There was a welcome meeting organized by the CERN-HSF GSoC team, lead by the admin, Dr. Andrei Gheata. The admins provided some insight on the past programs, and the experience they have had with GSoC students earlier. He adviced us to comply with the rules as members of the CERN community stringently. We had a small discussion about the milestones in the coding period and how one should approach the coming phases in the program.
I also managed to connect with Stefan Wunsch (ROOT contributor) who developed the PyKeras interface in TMVA-ROOT. His help and suggestions can prove to be valuable, since we plan to create a PyKeras like interface, but for PyTorch.
Building ROOT for Development
Coming to the development based issues, one common problem with ROOT is that it is arduous to install – if you build from source, it’s a several hour task on a single core (clean build on my local machine with 4 cores at 8 threads took more than 2 hrs). It has gotten much better in the past few years, but there’s still scope for improvement.
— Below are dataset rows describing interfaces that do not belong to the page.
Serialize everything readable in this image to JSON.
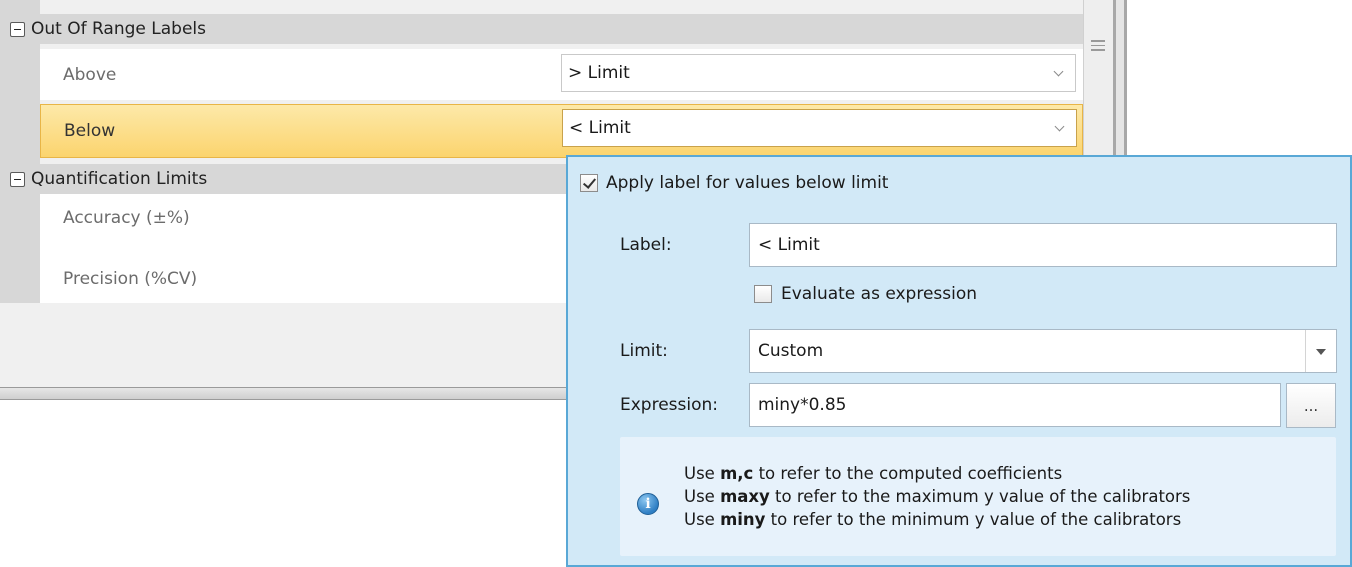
{
  "property_grid": {
    "categories": [
      {
        "label": "Out Of Range Labels",
        "rows": [
          {
            "name": "Above",
            "value": "> Limit"
          },
          {
            "name": "Below",
            "value": "< Limit"
          }
        ]
      },
      {
        "label": "Quantification Limits",
        "rows": [
          {
            "name": "Accuracy (±%)"
          },
          {
            "name": "Precision (%CV)"
          }
        ]
      }
    ]
  },
  "popup": {
    "apply_label": "Apply label for values below limit",
    "apply_checked": true,
    "label_field": {
      "label": "Label:",
      "value": "< Limit"
    },
    "evaluate_label": "Evaluate as expression",
    "evaluate_checked": false,
    "limit_field": {
      "label": "Limit:",
      "value": "Custom"
    },
    "expression_field": {
      "label": "Expression:",
      "value": "miny*0.85",
      "button_label": "..."
    },
    "info": {
      "line1": {
        "prefix": "Use ",
        "bold": "m,c",
        "suffix": " to refer to the computed coefficients"
      },
      "line2": {
        "prefix": "Use ",
        "bold": "maxy",
        "suffix": " to refer to the maximum y value of the calibrators"
      },
      "line3": {
        "prefix": "Use ",
        "bold": "miny",
        "suffix": " to refer to the minimum y value of the calibrators"
      }
    },
    "icon": "info-icon"
  }
}
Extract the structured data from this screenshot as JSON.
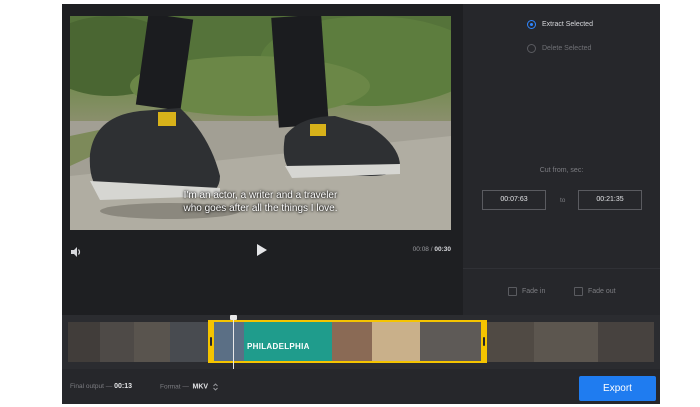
{
  "player": {
    "subtitle_line1": "I'm an actor, a writer and a traveler",
    "subtitle_line2": "who goes after all the things I love.",
    "current_time": "00:08",
    "separator": "/",
    "duration": "00:30"
  },
  "options": {
    "extract_label": "Extract Selected",
    "delete_label": "Delete Selected",
    "selected_mode": "extract"
  },
  "cut": {
    "label": "Cut from, sec:",
    "from": "00:07:63",
    "to_label": "to",
    "to": "00:21:35"
  },
  "fades": {
    "fade_in_label": "Fade in",
    "fade_out_label": "Fade out",
    "fade_in_checked": false,
    "fade_out_checked": false
  },
  "timeline": {
    "frame_overlay_text": "PHILADELPHIA",
    "selection_color": "#f5c400"
  },
  "footer": {
    "final_output_label": "Final output —",
    "final_output_value": "00:13",
    "format_label": "Format —",
    "format_value": "MKV",
    "export_label": "Export"
  },
  "colors": {
    "accent": "#1f7cf0",
    "panel": "#26272b"
  },
  "icons": [
    "volume-icon",
    "play-icon",
    "format-caret-icon"
  ]
}
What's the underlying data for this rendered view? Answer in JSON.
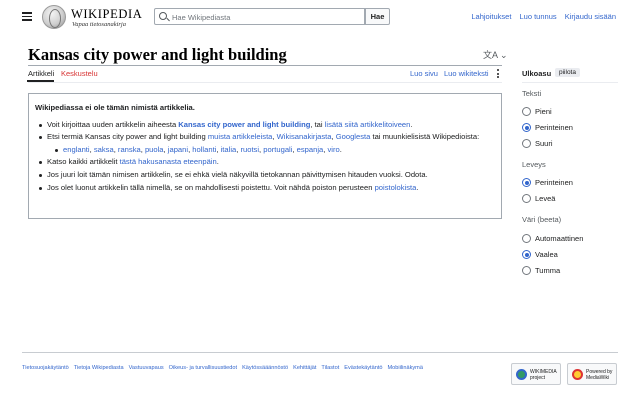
{
  "header": {
    "logo_word": "WIKIPEDIA",
    "logo_tagline": "Vapaa tietosanakirja",
    "search_placeholder": "Hae Wikipediasta",
    "search_button": "Hae",
    "user_links": [
      "Lahjoitukset",
      "Luo tunnus",
      "Kirjaudu sisään"
    ]
  },
  "page": {
    "title": "Kansas city power and light building",
    "lang_button": "文A ⌄",
    "tabs": {
      "article": "Artikkeli",
      "talk": "Keskustelu",
      "read": "Luo sivu",
      "source": "Luo wikiteksti"
    }
  },
  "notice": {
    "title": "Wikipediassa ei ole tämän nimistä artikkelia.",
    "item1": {
      "pre": "Voit kirjoittaa uuden artikkelin aiheesta ",
      "link_bold": "Kansas city power and light building",
      "mid": ", tai ",
      "link": "lisätä siitä artikkelitoiveen",
      "post": "."
    },
    "item2": {
      "pre": "Etsi termiä Kansas city power and light building ",
      "link1": "muista artikkeleista",
      "sep1": ", ",
      "link2": "Wikisanakirjasta",
      "sep2": ", ",
      "link3": "Googlesta",
      "post": " tai muunkielisistä Wikipedioista:"
    },
    "languages": [
      "englanti",
      "saksa",
      "ranska",
      "puola",
      "japani",
      "hollanti",
      "italia",
      "ruotsi",
      "portugali",
      "espanja",
      "viro"
    ],
    "item3": {
      "pre": "Katso kaikki artikkelit ",
      "link": "tästä hakusanasta eteenpäin",
      "post": "."
    },
    "item4": "Jos juuri loit tämän nimisen artikkelin, se ei ehkä vielä näkyvillä tietokannan päivittymisen hitauden vuoksi. Odota.",
    "item5": {
      "pre": "Jos olet luonut artikkelin tällä nimellä, se on mahdollisesti poistettu. Voit nähdä poiston perusteen ",
      "link": "poistolokista",
      "post": "."
    }
  },
  "sidebar": {
    "title": "Ulkoasu",
    "hide": "piilota",
    "text_label": "Teksti",
    "text_options": [
      "Pieni",
      "Perinteinen",
      "Suuri"
    ],
    "text_selected": "Perinteinen",
    "width_label": "Leveys",
    "width_options": [
      "Perinteinen",
      "Leveä"
    ],
    "width_selected": "Perinteinen",
    "color_label": "Väri (beeta)",
    "color_options": [
      "Automaattinen",
      "Vaalea",
      "Tumma"
    ],
    "color_selected": "Vaalea"
  },
  "footer": {
    "links": [
      "Tietosuojakäytäntö",
      "Tietoja Wikipediasta",
      "Vastuuvapaus",
      "Oikeus- ja turvallisuustiedot",
      "Käytössääännöstö",
      "Kehittäjät",
      "Tilastot",
      "Evästekäytäntö",
      "Mobiilinäkymä"
    ],
    "badge_wm": "WIKIMEDIA project",
    "badge_mw": "Powered by MediaWiki"
  },
  "colors": {
    "link": "#3366cc",
    "red_link": "#d73333",
    "border": "#a2a9b1"
  }
}
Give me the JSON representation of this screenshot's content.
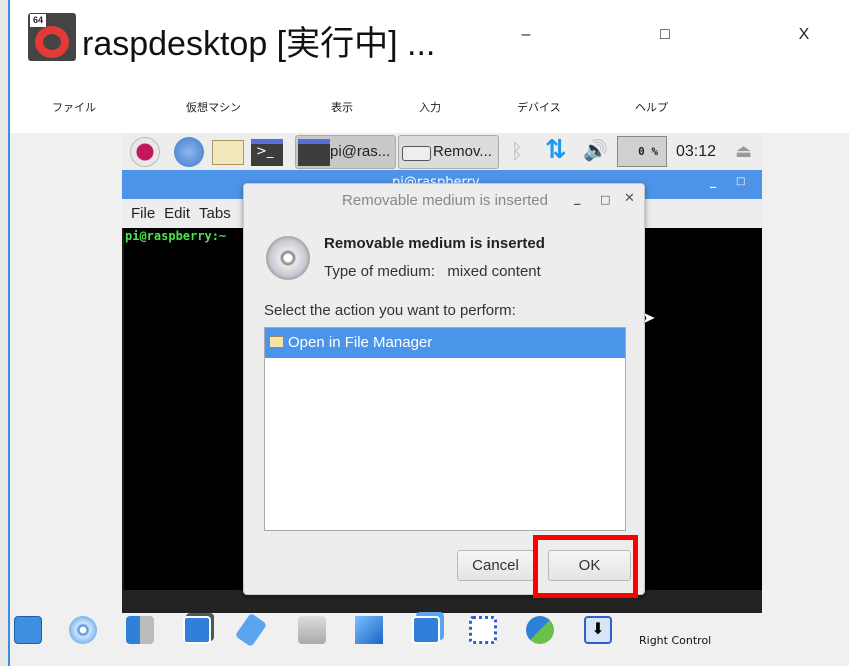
{
  "window": {
    "title": "raspdesktop [実行中] ...",
    "badge": "64",
    "minimize": "–",
    "maximize": "□",
    "close": "X"
  },
  "menubar": [
    "ファイル",
    "仮想マシン",
    "表示",
    "入力",
    "デバイス",
    "ヘルプ"
  ],
  "taskbar": {
    "terminal_task": "pi@ras...",
    "removable_task": "Remov...",
    "cpu": "0 %",
    "clock": "03:12"
  },
  "terminal": {
    "title": "pi@raspberry",
    "menu": [
      "File",
      "Edit",
      "Tabs"
    ],
    "prompt": "pi@raspberry:~"
  },
  "dialog": {
    "title": "Removable medium is inserted",
    "heading": "Removable medium is inserted",
    "type_label": "Type of medium:",
    "type_value": "mixed content",
    "instruction": "Select the action you want to perform:",
    "actions": [
      "Open in File Manager"
    ],
    "cancel": "Cancel",
    "ok": "OK"
  },
  "statusbar": {
    "host_key": "Right Control",
    "icons": [
      "hard-disk-icon",
      "optical-disk-icon",
      "audio-icon",
      "network-icon",
      "usb-icon",
      "shared-folder-icon",
      "display-icon",
      "recording-icon",
      "cpu-icon",
      "mouse-integration-icon",
      "download-icon"
    ]
  },
  "colors": {
    "highlight": "#4a95ea",
    "terminal_title": "#4d94e8",
    "annotation": "#ff0000"
  }
}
This is especially true for Python; ROOT is linked to your distro’s Python as of ROOT 6.22; but the common rule for using Python is “don’t touch your system Python” - hence modern Python users should be in a virtual environment, and for that ROOT requires the system site-packages option be enabled, which is not always ideal.
Like every other machine learning person, you can use the Anaconda Python distribution, which is the most popular scientific distribution of Python and massively successful for environment management.
But, the general rule even for people who build ROOT themselves has been: DON’T.
# Note: Ensure that all conda environments are deactivated. git clone https://github.com/root-project/root.git mkdir build_root install_root && cd build_root # Standard cmake -DCMAKE_INSTALL_PREFIX=../install_root ../root # OR # Faster Build with limited options cmake -DCMAKE_INSTALL_PREFIX=../install_root -Droofit=OFF -Dccache=ON ../root # If you have n=4 cores available for compilation cmake --build . -- install -j4 source ../install_root/bin/thisroot.sh # Setup an alias for activating root. alias thisroot='source /Users/gollum/Desktop/Work/gsoc/install_root/bin/thisroot.sh'
One may disable parts of root that you don’t need, e.g.,
roofit, just add the
-Droofit=OFF flag to cmake.
Some other tricks to improve the build cycle is to use ccache and call the build with
cmake /path/to/source -Dccache=ON.
Although the build takes about 2 hours or so for the first time, the incremental builds are generally much much faster. This is because, by default cmake rebuilds only what is required and a clean build is not triggered everytime changes are made.
I started coding in the community bonding period to get a head start. I’ve implemented
MethodPyTorch.h header which contains macro definitions and method declarations to be shared between the source files and invoked later. Also I’ve set-up structure of the project with
A Draft Pull Request marking the start of the official coding period and to track the progress is now available here.
Although for now the PR is genuinely in the baby stage and a plethora of things are to be implemented afore some genuine feedback can be provided, feel free at any time for any kind of suggestions and comments. It would be extremely helpful and I’ll endeavor my best to incorporate the suggested improvements.